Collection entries
■ ■ ■ ■ ■ ■ ■
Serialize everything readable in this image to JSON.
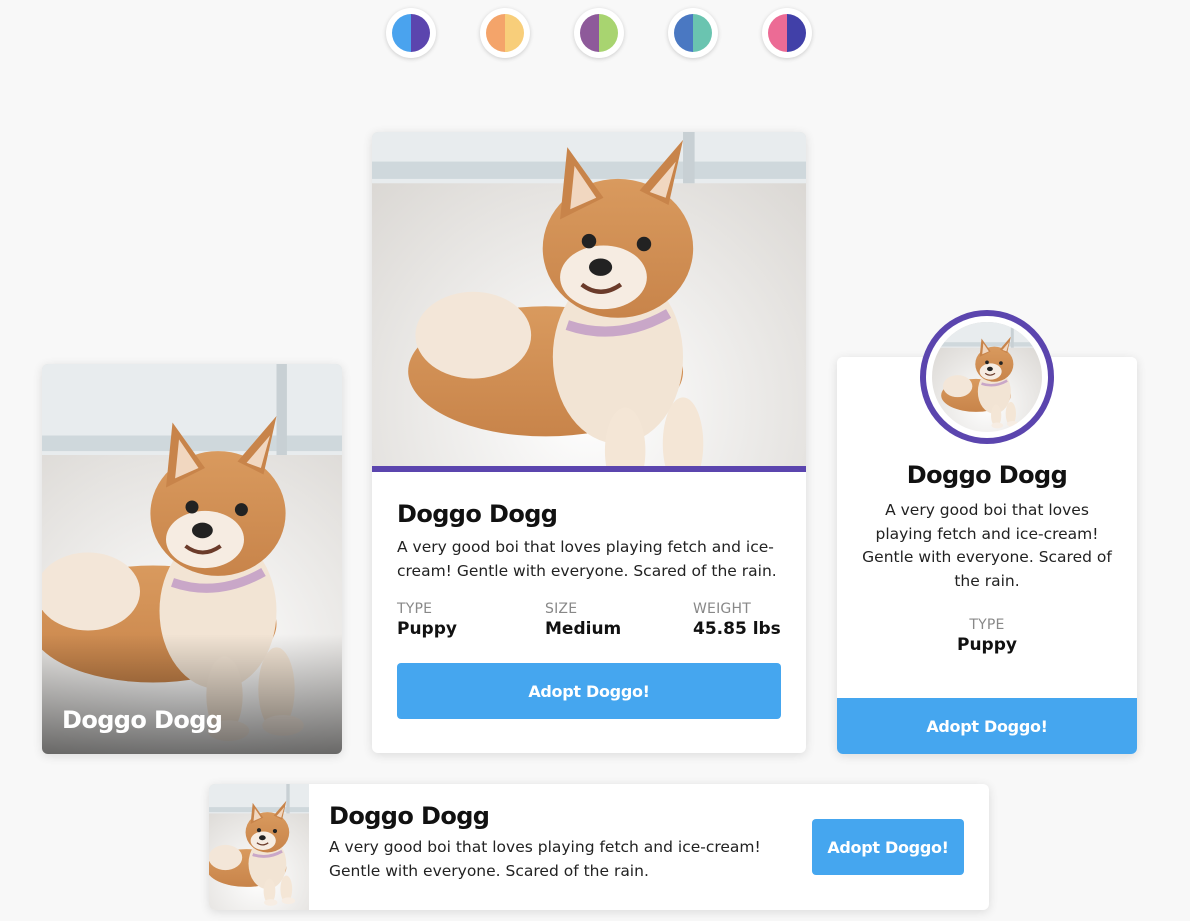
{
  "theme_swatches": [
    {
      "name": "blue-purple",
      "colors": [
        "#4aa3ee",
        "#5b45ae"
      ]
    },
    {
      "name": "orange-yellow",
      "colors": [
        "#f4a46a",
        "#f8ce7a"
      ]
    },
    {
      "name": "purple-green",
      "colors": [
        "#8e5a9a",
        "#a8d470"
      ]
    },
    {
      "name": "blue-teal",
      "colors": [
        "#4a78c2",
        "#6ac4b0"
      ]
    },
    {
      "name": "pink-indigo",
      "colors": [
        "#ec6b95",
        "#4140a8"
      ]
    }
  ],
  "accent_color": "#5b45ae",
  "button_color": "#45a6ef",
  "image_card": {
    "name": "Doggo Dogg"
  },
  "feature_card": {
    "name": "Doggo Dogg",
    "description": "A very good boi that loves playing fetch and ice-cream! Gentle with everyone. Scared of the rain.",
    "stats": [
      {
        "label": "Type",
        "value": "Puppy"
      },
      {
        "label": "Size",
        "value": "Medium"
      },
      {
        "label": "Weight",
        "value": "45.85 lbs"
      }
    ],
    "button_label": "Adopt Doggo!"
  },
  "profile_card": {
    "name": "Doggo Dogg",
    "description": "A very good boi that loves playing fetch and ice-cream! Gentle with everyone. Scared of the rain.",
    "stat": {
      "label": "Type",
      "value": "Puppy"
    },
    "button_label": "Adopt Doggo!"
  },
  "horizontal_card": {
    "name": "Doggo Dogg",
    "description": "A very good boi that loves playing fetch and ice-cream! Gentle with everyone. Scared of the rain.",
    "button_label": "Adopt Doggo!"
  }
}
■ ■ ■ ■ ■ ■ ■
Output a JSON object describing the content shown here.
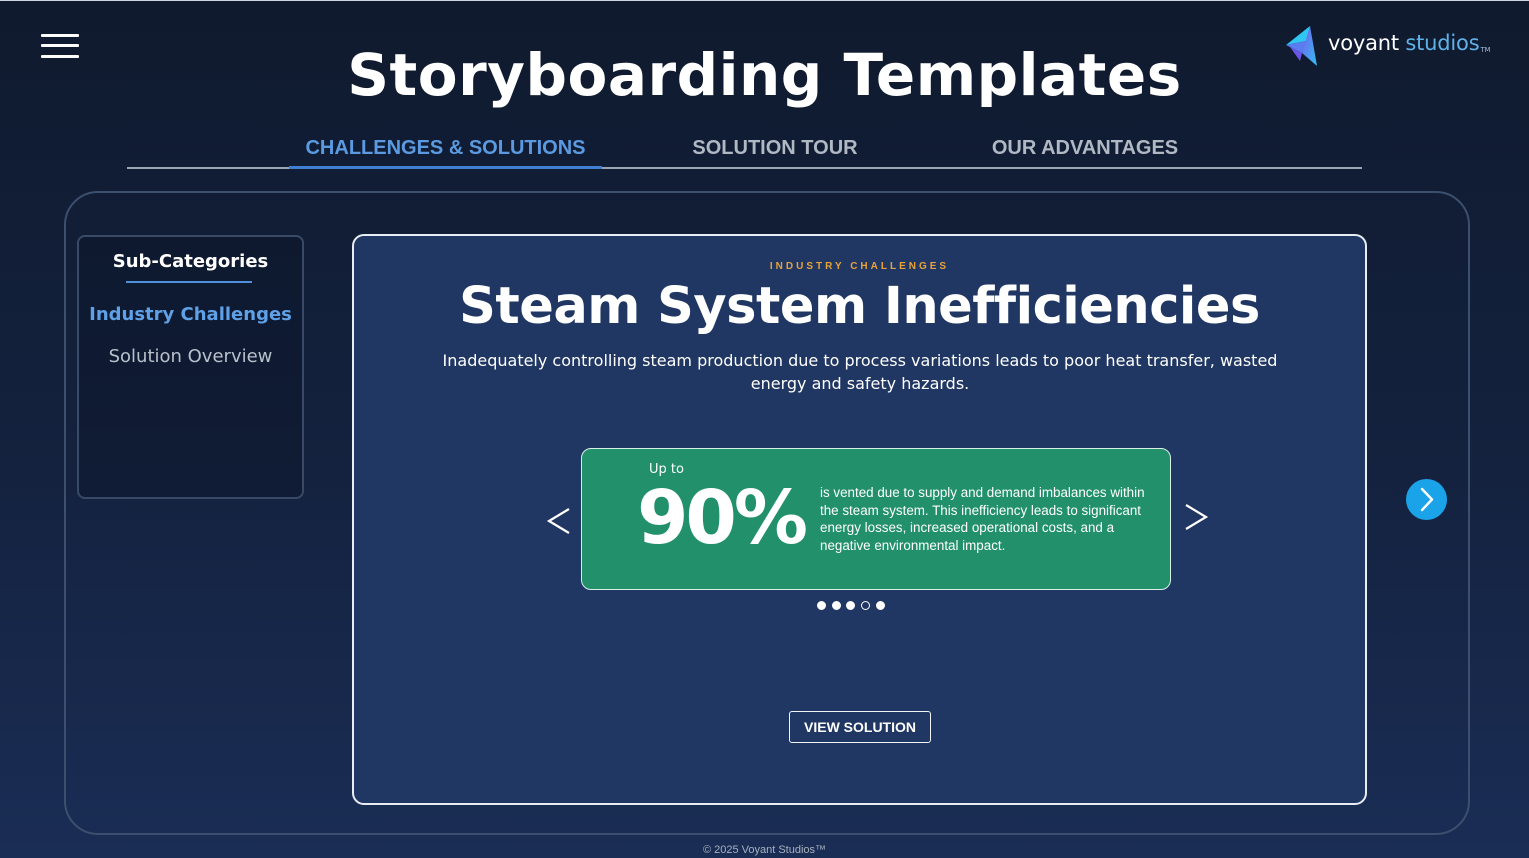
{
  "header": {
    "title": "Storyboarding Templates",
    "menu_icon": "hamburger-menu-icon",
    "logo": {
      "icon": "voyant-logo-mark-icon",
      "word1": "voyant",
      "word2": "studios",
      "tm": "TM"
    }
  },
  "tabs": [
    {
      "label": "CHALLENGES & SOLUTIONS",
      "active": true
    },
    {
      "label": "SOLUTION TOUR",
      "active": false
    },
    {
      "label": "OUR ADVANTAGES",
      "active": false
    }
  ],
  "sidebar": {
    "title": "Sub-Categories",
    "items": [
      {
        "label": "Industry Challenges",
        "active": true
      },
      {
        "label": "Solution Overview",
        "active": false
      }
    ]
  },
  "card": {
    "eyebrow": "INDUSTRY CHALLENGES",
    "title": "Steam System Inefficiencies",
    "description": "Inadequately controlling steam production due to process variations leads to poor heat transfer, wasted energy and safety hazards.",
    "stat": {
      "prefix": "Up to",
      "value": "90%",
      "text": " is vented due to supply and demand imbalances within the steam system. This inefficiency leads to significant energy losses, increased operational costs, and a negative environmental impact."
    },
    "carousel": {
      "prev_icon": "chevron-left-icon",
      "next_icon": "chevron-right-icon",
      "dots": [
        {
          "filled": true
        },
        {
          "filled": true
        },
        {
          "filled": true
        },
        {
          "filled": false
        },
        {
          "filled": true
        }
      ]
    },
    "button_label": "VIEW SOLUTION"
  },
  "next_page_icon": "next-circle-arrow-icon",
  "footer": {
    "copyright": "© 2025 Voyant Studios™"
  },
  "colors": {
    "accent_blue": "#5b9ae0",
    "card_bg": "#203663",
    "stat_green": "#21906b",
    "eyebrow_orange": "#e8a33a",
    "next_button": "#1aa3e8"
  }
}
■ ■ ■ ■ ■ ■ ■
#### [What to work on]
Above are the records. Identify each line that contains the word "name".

#### [Exercise result]
      "name": "blue-purple",
      "name": "orange-yellow",
      "name": "purple-green",
      "name": "blue-teal",
      "name": "pink-indigo",
    "name": "Doggo Dogg"
    "name": "Doggo Dogg",
    "name": "Doggo Dogg",
    "name": "Doggo Dogg",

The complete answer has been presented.